Work instructions:
One number alone answers this: the count of lines below in which the word "title" is found.

Stored data:
────────────────

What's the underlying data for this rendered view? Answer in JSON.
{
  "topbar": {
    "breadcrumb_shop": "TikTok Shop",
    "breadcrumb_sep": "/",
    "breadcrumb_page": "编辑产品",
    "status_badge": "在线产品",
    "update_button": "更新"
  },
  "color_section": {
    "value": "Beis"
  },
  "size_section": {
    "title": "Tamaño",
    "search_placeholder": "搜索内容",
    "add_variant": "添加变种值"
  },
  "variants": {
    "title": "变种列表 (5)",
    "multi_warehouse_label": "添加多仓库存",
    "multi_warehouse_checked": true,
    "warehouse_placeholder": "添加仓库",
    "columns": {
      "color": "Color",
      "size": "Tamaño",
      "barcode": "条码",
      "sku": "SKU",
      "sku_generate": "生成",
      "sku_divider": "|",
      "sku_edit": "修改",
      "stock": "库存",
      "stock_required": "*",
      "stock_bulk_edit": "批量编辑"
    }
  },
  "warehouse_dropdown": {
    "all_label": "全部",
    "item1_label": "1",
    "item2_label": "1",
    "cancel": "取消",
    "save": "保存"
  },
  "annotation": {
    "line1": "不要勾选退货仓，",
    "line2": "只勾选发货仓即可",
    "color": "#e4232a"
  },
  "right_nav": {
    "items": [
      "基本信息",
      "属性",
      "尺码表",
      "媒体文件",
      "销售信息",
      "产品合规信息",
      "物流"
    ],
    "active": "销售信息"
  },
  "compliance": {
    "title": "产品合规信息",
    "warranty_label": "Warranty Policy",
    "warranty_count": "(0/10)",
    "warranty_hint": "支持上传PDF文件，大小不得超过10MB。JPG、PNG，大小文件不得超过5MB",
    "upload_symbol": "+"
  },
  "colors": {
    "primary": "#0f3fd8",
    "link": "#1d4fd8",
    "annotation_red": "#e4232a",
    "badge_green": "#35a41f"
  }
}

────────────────

Exercise response:
3